But, Dunkleosteus terrelli is 4.5 - 6m in length, and they are oval in cross-section 3). In addition, New model based on the ecomorphological approach estimates 8.79m total body length, and predicts their caudal fin having well-developed ventral lobe, high heterocercal and hypocercal angles, narrow peduncle and wide span, suggesting Dunkleosteus terrelli would have had to be a good swimmer 4).
These characters suggest that Dunkleosteus could penetrate protective armor, such as cuticle or dermal bone, allowing this apex predator to potentially eat anything in its ecosystem, including other placoderms 1), 2).

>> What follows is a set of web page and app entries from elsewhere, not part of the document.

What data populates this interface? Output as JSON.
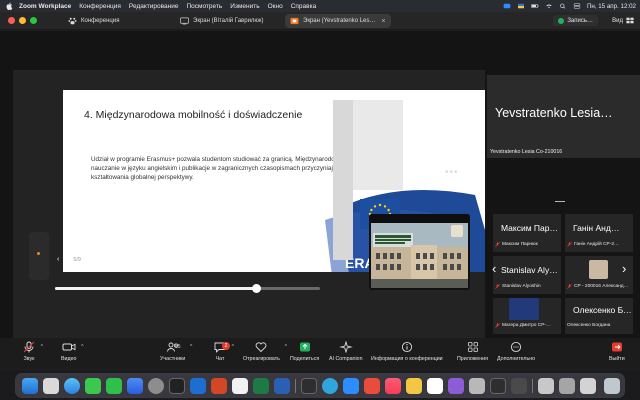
{
  "menubar": {
    "items": [
      "Zoom Workplace",
      "Конференция",
      "Редактирование",
      "Посмотреть",
      "Изменить",
      "Окно",
      "Справка"
    ],
    "clock": "Пн, 15 апр.  12:02"
  },
  "tabs": [
    {
      "label": "Конференция"
    },
    {
      "label": "Экран (Віталій Гаврилюк)"
    },
    {
      "label": "Экран (Yevstratenko Les…"
    }
  ],
  "titlebar": {
    "share_label": "Запись…",
    "view_label": "Вид"
  },
  "slide": {
    "title": "4. Międzynarodowa mobilność i doświadczenie",
    "body": "Udział w programie Erasmus+ pozwala studentom studiować za granicą. Międzynarodowe konferencje, nauczanie w języku angielskim i publikacje w zagranicznych czasopismach przyczyniają się do kształtowania globalnej perspektywy.",
    "logo_text": "ERAS",
    "counter": "5/9",
    "progress": 0.76
  },
  "speaker": {
    "display_name": "Yevstratenko Lesia…",
    "label": "Yevstratenko Lesia Co-210016"
  },
  "participants": [
    {
      "big": "Максим Пар…",
      "small": "Максим Парнюк"
    },
    {
      "big": "Ганін Анд…",
      "small": "Ганін Андрій СР-2…"
    },
    {
      "big": "Stanislav Aly…",
      "small": "Stanislav Alyoshin"
    },
    {
      "big": "",
      "small": "СР - 200016 Александ…"
    },
    {
      "big": "",
      "small": "Магера Дмитро СР-…"
    },
    {
      "big": "Олексенко Б…",
      "small": "Олексенко Богдана"
    }
  ],
  "toolbar": {
    "items": [
      {
        "label": "Звук"
      },
      {
        "label": "Видео"
      },
      {
        "label": "Участники",
        "count": "85"
      },
      {
        "label": "Чат",
        "badge": "2"
      },
      {
        "label": "Отреагировать"
      },
      {
        "label": "Поделиться"
      },
      {
        "label": "AI Companion"
      },
      {
        "label": "Информация о конференции"
      },
      {
        "label": "Приложения"
      },
      {
        "label": "Дополнительно"
      },
      {
        "label": "Выйти"
      }
    ]
  },
  "colors": {
    "share_green": "#24b15f",
    "leave_red": "#e53b30",
    "accent_blue": "#2d8cff"
  }
}
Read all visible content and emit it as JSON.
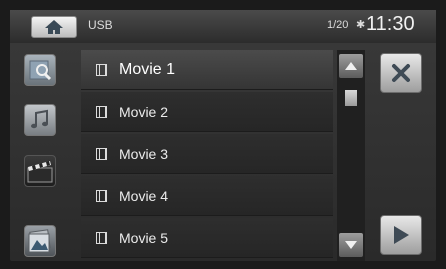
{
  "header": {
    "source": "USB",
    "track_counter": "1/20",
    "bluetooth_symbol": "✱",
    "time": "11:30"
  },
  "sources": [
    {
      "name": "usb-browse-icon"
    },
    {
      "name": "music-icon"
    },
    {
      "name": "video-clapper-icon"
    },
    {
      "name": "photo-icon"
    }
  ],
  "list": {
    "items": [
      {
        "label": "Movie 1",
        "selected": true
      },
      {
        "label": "Movie 2",
        "selected": false
      },
      {
        "label": "Movie 3",
        "selected": false
      },
      {
        "label": "Movie 4",
        "selected": false
      },
      {
        "label": "Movie 5",
        "selected": false
      }
    ]
  },
  "colors": {
    "background": "#1b1b1b",
    "panel": "#2e2e2e",
    "selected_row": "#4b4b4b",
    "button": "#cfcfcf",
    "text": "#ececec"
  }
}
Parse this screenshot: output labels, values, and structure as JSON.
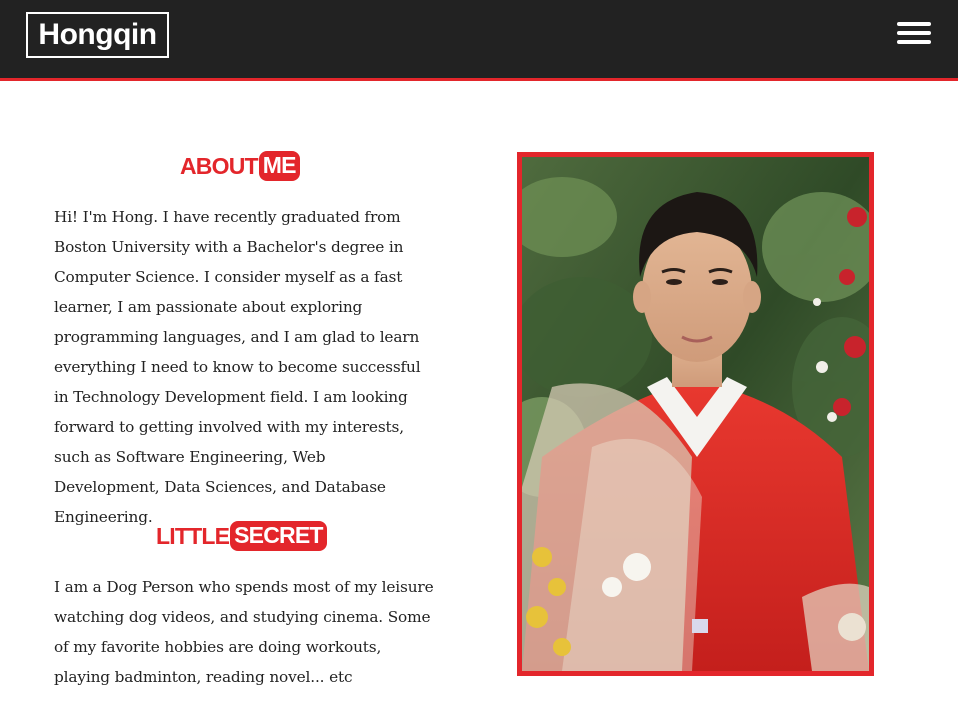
{
  "navbar": {
    "brand": "Hongqin",
    "menu_icon": "hamburger-menu-icon"
  },
  "about": {
    "heading_plain": "ABOUT",
    "heading_highlight": "ME",
    "text": "Hi! I'm Hong. I have recently graduated from Boston University with a Bachelor's degree in Computer Science. I consider myself as a fast learner, I am passionate about exploring programming languages, and I am glad to learn everything I need to know to become successful in Technology Development field. I am looking forward to getting involved with my interests, such as Software Engineering, Web Development, Data Sciences, and Database Engineering."
  },
  "secret": {
    "heading_plain": "LITTLE",
    "heading_highlight": "SECRET",
    "text": "I am a Dog Person who spends most of my leisure watching dog videos, and studying cinema. Some of my favorite hobbies are doing workouts, playing badminton, reading novel... etc"
  },
  "colors": {
    "accent": "#e3262b",
    "navbar_bg": "#222222",
    "text": "#222222"
  }
}
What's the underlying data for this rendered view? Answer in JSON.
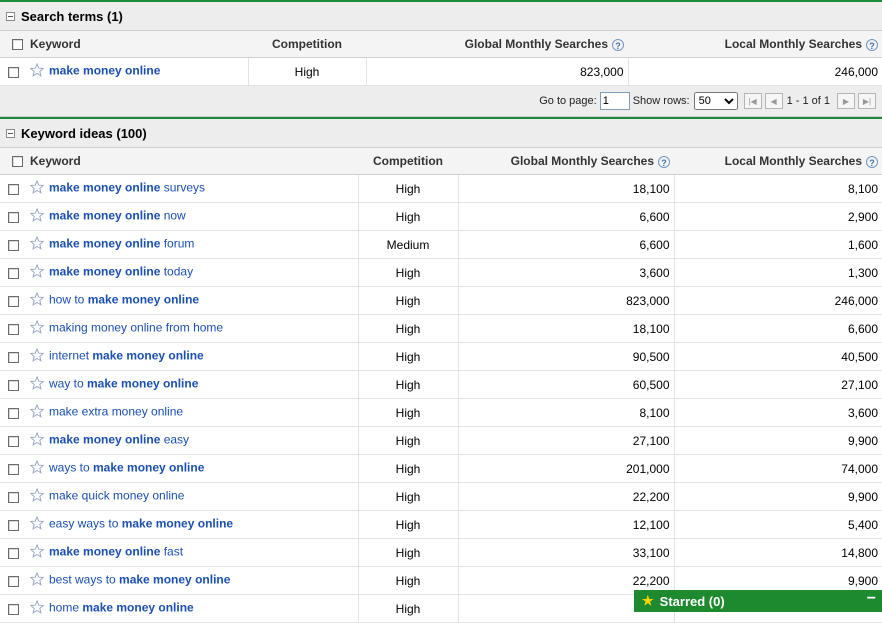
{
  "search_terms": {
    "title": "Search terms (1)",
    "columns": [
      "Keyword",
      "Competition",
      "Global Monthly Searches",
      "Local Monthly Searches"
    ],
    "rows": [
      {
        "pre": "",
        "bold": "make money online",
        "post": "",
        "competition": "High",
        "global": "823,000",
        "local": "246,000"
      }
    ]
  },
  "pager": {
    "go_to_page_label": "Go to page:",
    "page_value": "1",
    "show_rows_label": "Show rows:",
    "rows_value": "50",
    "range_text": "1 - 1 of 1"
  },
  "keyword_ideas": {
    "title": "Keyword ideas (100)",
    "columns": [
      "Keyword",
      "Competition",
      "Global Monthly Searches",
      "Local Monthly Searches"
    ],
    "rows": [
      {
        "pre": "",
        "bold": "make money online",
        "post": " surveys",
        "competition": "High",
        "global": "18,100",
        "local": "8,100"
      },
      {
        "pre": "",
        "bold": "make money online",
        "post": " now",
        "competition": "High",
        "global": "6,600",
        "local": "2,900"
      },
      {
        "pre": "",
        "bold": "make money online",
        "post": " forum",
        "competition": "Medium",
        "global": "6,600",
        "local": "1,600"
      },
      {
        "pre": "",
        "bold": "make money online",
        "post": " today",
        "competition": "High",
        "global": "3,600",
        "local": "1,300"
      },
      {
        "pre": "how to ",
        "bold": "make money online",
        "post": "",
        "competition": "High",
        "global": "823,000",
        "local": "246,000"
      },
      {
        "pre": "making money online from home",
        "bold": "",
        "post": "",
        "competition": "High",
        "global": "18,100",
        "local": "6,600"
      },
      {
        "pre": "internet ",
        "bold": "make money online",
        "post": "",
        "competition": "High",
        "global": "90,500",
        "local": "40,500"
      },
      {
        "pre": "way to ",
        "bold": "make money online",
        "post": "",
        "competition": "High",
        "global": "60,500",
        "local": "27,100"
      },
      {
        "pre": "make extra money online",
        "bold": "",
        "post": "",
        "competition": "High",
        "global": "8,100",
        "local": "3,600"
      },
      {
        "pre": "",
        "bold": "make money online",
        "post": " easy",
        "competition": "High",
        "global": "27,100",
        "local": "9,900"
      },
      {
        "pre": "ways to ",
        "bold": "make money online",
        "post": "",
        "competition": "High",
        "global": "201,000",
        "local": "74,000"
      },
      {
        "pre": "make quick money online",
        "bold": "",
        "post": "",
        "competition": "High",
        "global": "22,200",
        "local": "9,900"
      },
      {
        "pre": "easy ways to ",
        "bold": "make money online",
        "post": "",
        "competition": "High",
        "global": "12,100",
        "local": "5,400"
      },
      {
        "pre": "",
        "bold": "make money online",
        "post": " fast",
        "competition": "High",
        "global": "33,100",
        "local": "14,800"
      },
      {
        "pre": "best ways to ",
        "bold": "make money online",
        "post": "",
        "competition": "High",
        "global": "22,200",
        "local": "9,900"
      },
      {
        "pre": "home ",
        "bold": "make money online",
        "post": "",
        "competition": "High",
        "global": "",
        "local": ""
      }
    ]
  },
  "starred_bar": {
    "label": "Starred (0)",
    "minimize": "−"
  },
  "help_glyph": "?",
  "colors": {
    "accent_green": "#1b8a3a",
    "link_blue": "#1a4fb0"
  }
}
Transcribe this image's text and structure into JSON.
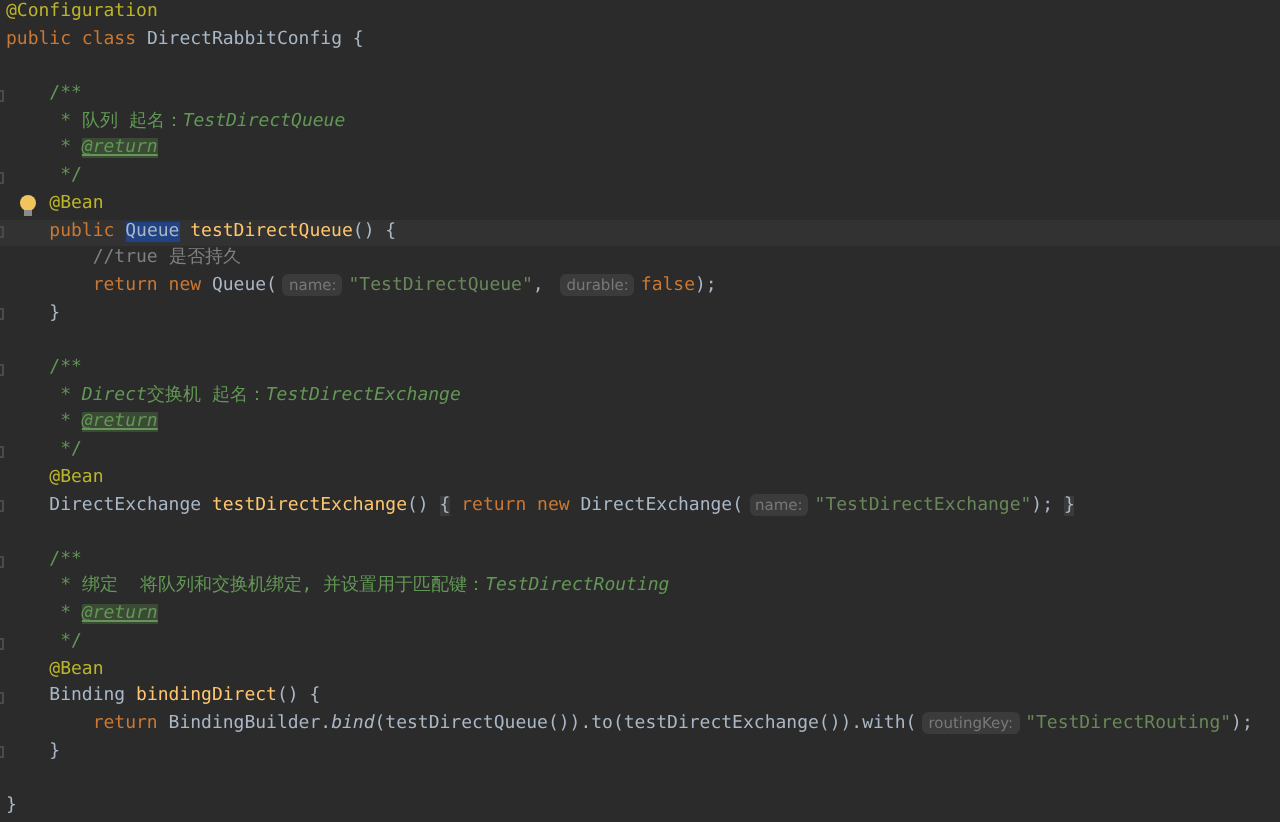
{
  "editor": {
    "lines": [
      {
        "kind": "code",
        "tokens": [
          {
            "t": "@Configuration",
            "kind": "annotation"
          }
        ]
      },
      {
        "kind": "code",
        "tokens": [
          {
            "t": "public class ",
            "kind": "keyword"
          },
          {
            "t": "DirectRabbitConfig {",
            "kind": "plain"
          }
        ]
      },
      {
        "kind": "blank"
      },
      {
        "kind": "code",
        "fold": true,
        "tokens": [
          {
            "t": "    /**",
            "kind": "doc"
          }
        ]
      },
      {
        "kind": "code",
        "tokens": [
          {
            "t": "     * 队列 起名：",
            "kind": "doc"
          },
          {
            "t": "TestDirectQueue",
            "kind": "docitalic"
          }
        ]
      },
      {
        "kind": "code",
        "tokens": [
          {
            "t": "     * ",
            "kind": "doc"
          },
          {
            "t": "@return",
            "kind": "doctag"
          }
        ]
      },
      {
        "kind": "code",
        "fold": true,
        "tokens": [
          {
            "t": "     */",
            "kind": "doc"
          }
        ]
      },
      {
        "kind": "code",
        "bulb": true,
        "tokens": [
          {
            "t": "    @Bean",
            "kind": "annotation"
          }
        ]
      },
      {
        "kind": "code",
        "fold": true,
        "current": true,
        "tokens": [
          {
            "t": "    public ",
            "kind": "keyword"
          },
          {
            "t": "Queue",
            "kind": "selection"
          },
          {
            "t": " testDirectQueue",
            "kind": "method"
          },
          {
            "t": "() {",
            "kind": "plain"
          }
        ]
      },
      {
        "kind": "code",
        "tokens": [
          {
            "t": "        //true 是否持久",
            "kind": "comment"
          }
        ]
      },
      {
        "kind": "code",
        "tokens": [
          {
            "t": "        return new ",
            "kind": "keyword"
          },
          {
            "t": "Queue(",
            "kind": "plain"
          },
          {
            "t": "name:",
            "kind": "hint"
          },
          {
            "t": "\"TestDirectQueue\"",
            "kind": "string"
          },
          {
            "t": ", ",
            "kind": "plain"
          },
          {
            "t": "durable:",
            "kind": "hint"
          },
          {
            "t": "false",
            "kind": "keyword"
          },
          {
            "t": ");",
            "kind": "plain"
          }
        ]
      },
      {
        "kind": "code",
        "fold": true,
        "tokens": [
          {
            "t": "    }",
            "kind": "plain"
          }
        ]
      },
      {
        "kind": "blank"
      },
      {
        "kind": "code",
        "fold": true,
        "tokens": [
          {
            "t": "    /**",
            "kind": "doc"
          }
        ]
      },
      {
        "kind": "code",
        "tokens": [
          {
            "t": "     * ",
            "kind": "doc"
          },
          {
            "t": "Direct",
            "kind": "docitalic"
          },
          {
            "t": "交换机 起名：",
            "kind": "doc"
          },
          {
            "t": "TestDirectExchange",
            "kind": "docitalic"
          }
        ]
      },
      {
        "kind": "code",
        "tokens": [
          {
            "t": "     * ",
            "kind": "doc"
          },
          {
            "t": "@return",
            "kind": "doctag"
          }
        ]
      },
      {
        "kind": "code",
        "fold": true,
        "tokens": [
          {
            "t": "     */",
            "kind": "doc"
          }
        ]
      },
      {
        "kind": "code",
        "tokens": [
          {
            "t": "    @Bean",
            "kind": "annotation"
          }
        ]
      },
      {
        "kind": "code",
        "fold": true,
        "tokens": [
          {
            "t": "    DirectExchange ",
            "kind": "plain"
          },
          {
            "t": "testDirectExchange",
            "kind": "method"
          },
          {
            "t": "() ",
            "kind": "plain"
          },
          {
            "t": "{",
            "kind": "brace"
          },
          {
            "t": " return new ",
            "kind": "keyword"
          },
          {
            "t": "DirectExchange(",
            "kind": "plain"
          },
          {
            "t": "name:",
            "kind": "hint"
          },
          {
            "t": "\"TestDirectExchange\"",
            "kind": "string"
          },
          {
            "t": "); ",
            "kind": "plain"
          },
          {
            "t": "}",
            "kind": "brace"
          }
        ]
      },
      {
        "kind": "blank"
      },
      {
        "kind": "code",
        "fold": true,
        "tokens": [
          {
            "t": "    /**",
            "kind": "doc"
          }
        ]
      },
      {
        "kind": "code",
        "tokens": [
          {
            "t": "     * 绑定  将队列和交换机绑定, 并设置用于匹配键：",
            "kind": "doc"
          },
          {
            "t": "TestDirectRouting",
            "kind": "docitalic"
          }
        ]
      },
      {
        "kind": "code",
        "tokens": [
          {
            "t": "     * ",
            "kind": "doc"
          },
          {
            "t": "@return",
            "kind": "doctag"
          }
        ]
      },
      {
        "kind": "code",
        "fold": true,
        "tokens": [
          {
            "t": "     */",
            "kind": "doc"
          }
        ]
      },
      {
        "kind": "code",
        "tokens": [
          {
            "t": "    @Bean",
            "kind": "annotation"
          }
        ]
      },
      {
        "kind": "code",
        "fold": true,
        "tokens": [
          {
            "t": "    Binding ",
            "kind": "plain"
          },
          {
            "t": "bindingDirect",
            "kind": "method"
          },
          {
            "t": "() {",
            "kind": "plain"
          }
        ]
      },
      {
        "kind": "code",
        "tokens": [
          {
            "t": "        return ",
            "kind": "keyword"
          },
          {
            "t": "BindingBuilder.",
            "kind": "plain"
          },
          {
            "t": "bind",
            "kind": "italic"
          },
          {
            "t": "(testDirectQueue()).to(testDirectExchange()).with(",
            "kind": "plain"
          },
          {
            "t": "routingKey:",
            "kind": "hint"
          },
          {
            "t": "\"TestDirectRouting\"",
            "kind": "string"
          },
          {
            "t": ");",
            "kind": "plain"
          }
        ]
      },
      {
        "kind": "code",
        "fold": true,
        "tokens": [
          {
            "t": "    }",
            "kind": "plain"
          }
        ]
      },
      {
        "kind": "blank"
      },
      {
        "kind": "code",
        "tokens": [
          {
            "t": "}",
            "kind": "plain"
          }
        ]
      }
    ]
  }
}
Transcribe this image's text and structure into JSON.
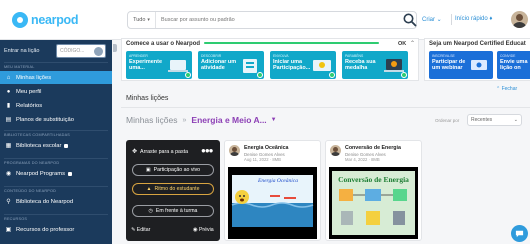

- Anderson PSL, Westneat MW (2007) Feeding mechanics and bite force modelling of the skull of Dunkleosteus terrelli, an ancient apex predator. Biol. Lett. 3:76–79. (DOI:10.1098/rsbl.2006.0569)
- Anderson PSL, Westneat MW (2009) A biomechanical model of feeding kinematics for Dunkleosteus terrelli (Arthrodira, Placodermi). [abstract] Paleobiology 35(2) :251-269. (DOI:10.1666/08011.1)
- Carr RK (2010) Paleoecology of Dunkleosteus Terrelli (Placodermi: Arthrodira) The Cleveland Museum of Natural History PALEOECOLOGY OF DUNKLEOSTEUS TERRELLI (PLACODERMI: ARTHRODIRA). Kirtlamdia ( The Cleveland Museum of Natural History). No.57:36-45.
- Ferrón HG, Pérez CM, Botella H (2017) Ecomorphological inferences in early vertebrates: reconstructing Dunkleosteus terrelli (Arthrodira, Placodermi) caudal fin from palaeoecological data. PeerJ 5:e4081. (DOI: 10.7717/peerj.4081)
- Long J, Trinajstic K, Johanson Z (2009) Devonian arthrodire embryos and the origin of internal fertilization in vertebrates. [abstract] Nature 457:1124–1127. (DOI:10.1038/nature07732)